Thursday, June 28, 2007

Conservative says: Impeach Cheney, but takes a glaring pass on Bush

That’s the (years-belated) demand by former Bush speechwriter Bruce FeinHis nut grafs, in reviewing Cheney’s “excesses”:

The vice president asserted presidential power to create military commissions, which combine the functions of judge, jury, and prosecutor in the trial of war crimes. The Supreme Court rebuked Cheney in Hamdan v. Rumsfeld. Mr. Cheney claimed authority to detain American citizens as enemy combatants indefinitely at Guantanamo Bay on the president's say-so alone, a frightening power indistinguishable from King Louis XVI's execrated lettres de cachet that occasioned the storming of the Bastille. The Supreme Court repudiated Cheney in Hamdi v. Rumsfeld.

The vice president initiated kidnappings, secret detentions, and torture in Eastern European prisons of suspected international terrorists. This lawlessness has been answered in Germany and Italy with criminal charges against CIA operatives or agents. The legal precedent set by Cheney would justify a decision by Russian President Vladimir Putin to kidnap American tourists in Paris and to dispatch them to dungeons in Belarus if they were suspected of Chechen sympathies.

I call it ‘years-belated” because renditions in this administration are four-five years old (and were also done, though with less frequency, in the Clinton Administration). Abu Ghraib’s public whitewashinvestigation are three years old.

But, something is better than nothing, right?

However, Fein then goes from a good, straightforward bill of claims against Dick Cheney to giving George W. Bush a “get out of jail free” card on grounds of innocence, naivete, or something:

The Constitution does not expressly forbid the president from abandoning his chief powers to the vice president. But President Bush's tacit delegation to Cheney and Cheney's eager acceptance tortures the Constitution's provision for an acting president. The presidency and vice presidency are discrete constitutional offices. The 12th Amendment provides for their separate elections. The sole constitutionally enumerated function of the vice president is to serve as president of the Senate without a vote except to break ties. …
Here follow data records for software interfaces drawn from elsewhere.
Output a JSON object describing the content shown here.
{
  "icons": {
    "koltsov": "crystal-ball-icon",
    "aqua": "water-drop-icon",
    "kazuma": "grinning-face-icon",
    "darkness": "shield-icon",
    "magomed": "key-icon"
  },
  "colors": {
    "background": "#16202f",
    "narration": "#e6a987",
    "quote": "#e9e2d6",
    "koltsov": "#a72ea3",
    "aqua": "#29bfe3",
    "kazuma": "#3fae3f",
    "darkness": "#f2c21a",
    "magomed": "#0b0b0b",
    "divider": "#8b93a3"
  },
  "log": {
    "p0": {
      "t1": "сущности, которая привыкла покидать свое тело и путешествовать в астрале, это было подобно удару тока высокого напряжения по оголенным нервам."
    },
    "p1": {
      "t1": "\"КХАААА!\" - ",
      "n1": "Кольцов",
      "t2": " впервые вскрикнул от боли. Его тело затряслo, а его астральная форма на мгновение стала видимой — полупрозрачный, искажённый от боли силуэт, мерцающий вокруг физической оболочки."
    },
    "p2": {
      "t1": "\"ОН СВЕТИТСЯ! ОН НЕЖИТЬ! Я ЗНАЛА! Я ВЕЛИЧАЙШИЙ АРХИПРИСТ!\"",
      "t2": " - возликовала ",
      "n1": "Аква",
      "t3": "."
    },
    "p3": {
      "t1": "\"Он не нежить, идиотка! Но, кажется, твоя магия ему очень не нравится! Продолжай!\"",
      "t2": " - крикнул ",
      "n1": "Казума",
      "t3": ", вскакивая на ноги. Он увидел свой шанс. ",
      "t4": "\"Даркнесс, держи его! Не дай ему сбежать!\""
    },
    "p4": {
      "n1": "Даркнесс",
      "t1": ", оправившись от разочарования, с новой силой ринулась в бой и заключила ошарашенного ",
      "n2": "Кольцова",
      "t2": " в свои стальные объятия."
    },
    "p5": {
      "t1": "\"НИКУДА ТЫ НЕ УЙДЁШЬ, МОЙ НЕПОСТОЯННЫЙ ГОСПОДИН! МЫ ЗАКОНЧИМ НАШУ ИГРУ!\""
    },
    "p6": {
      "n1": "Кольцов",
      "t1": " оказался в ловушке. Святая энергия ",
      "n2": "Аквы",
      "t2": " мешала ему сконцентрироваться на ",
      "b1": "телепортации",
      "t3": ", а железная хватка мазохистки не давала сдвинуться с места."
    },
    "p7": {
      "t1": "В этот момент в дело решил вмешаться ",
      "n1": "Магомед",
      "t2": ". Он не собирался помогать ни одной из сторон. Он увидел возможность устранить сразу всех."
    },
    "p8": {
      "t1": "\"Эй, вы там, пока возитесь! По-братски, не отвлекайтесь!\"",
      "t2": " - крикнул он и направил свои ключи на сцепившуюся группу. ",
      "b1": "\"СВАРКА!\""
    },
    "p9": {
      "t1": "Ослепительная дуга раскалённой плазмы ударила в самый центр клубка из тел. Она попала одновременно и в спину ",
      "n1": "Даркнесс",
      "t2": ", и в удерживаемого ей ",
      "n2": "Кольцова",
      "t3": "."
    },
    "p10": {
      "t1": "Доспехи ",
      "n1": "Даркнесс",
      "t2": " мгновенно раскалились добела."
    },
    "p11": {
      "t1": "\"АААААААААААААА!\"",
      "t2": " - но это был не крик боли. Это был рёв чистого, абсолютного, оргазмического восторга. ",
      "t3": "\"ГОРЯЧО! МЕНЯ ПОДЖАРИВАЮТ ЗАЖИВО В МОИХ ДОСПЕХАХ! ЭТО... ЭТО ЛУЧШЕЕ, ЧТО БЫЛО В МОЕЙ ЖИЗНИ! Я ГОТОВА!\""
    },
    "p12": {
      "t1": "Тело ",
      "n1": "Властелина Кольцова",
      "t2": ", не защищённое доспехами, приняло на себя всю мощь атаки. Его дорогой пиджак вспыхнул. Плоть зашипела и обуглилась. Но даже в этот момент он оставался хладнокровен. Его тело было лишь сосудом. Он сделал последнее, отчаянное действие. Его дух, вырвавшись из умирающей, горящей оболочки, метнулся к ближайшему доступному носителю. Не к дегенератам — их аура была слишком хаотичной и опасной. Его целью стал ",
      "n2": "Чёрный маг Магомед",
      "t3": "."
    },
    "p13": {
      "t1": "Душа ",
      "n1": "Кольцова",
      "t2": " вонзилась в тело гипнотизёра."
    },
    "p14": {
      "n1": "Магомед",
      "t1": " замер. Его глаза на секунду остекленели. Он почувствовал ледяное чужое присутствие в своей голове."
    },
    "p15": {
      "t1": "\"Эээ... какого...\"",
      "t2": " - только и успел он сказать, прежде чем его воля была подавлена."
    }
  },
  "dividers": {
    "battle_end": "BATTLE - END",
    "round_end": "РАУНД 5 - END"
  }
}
In the end, President Bush regularly is unable to explain or defend the policies of his own administration, and that is because the heavy intellectual labor has been performed in the office of the vice president. Cheney is impeachable for his overweening power and his sneering contempt of the Constitution and the rule of law.

Bush made his choice in the summer of 2000, when he accepted at face value — at least for public consumption — Cheney’s story that he, as head of the vice presidential search committee, couldn’t find a better vice presidential nominee than Dick Cheney.

To allow “The Decider” a free pass, on grounds of stupidity, or whatever, as “The Unwitting Abdicator” just doesn’t wash.

To hark back to 1776, it would be to give King George III a pass and blame all of London’s mistakes on Bute or another advisor.

Cross-posted at Socratic Gadfly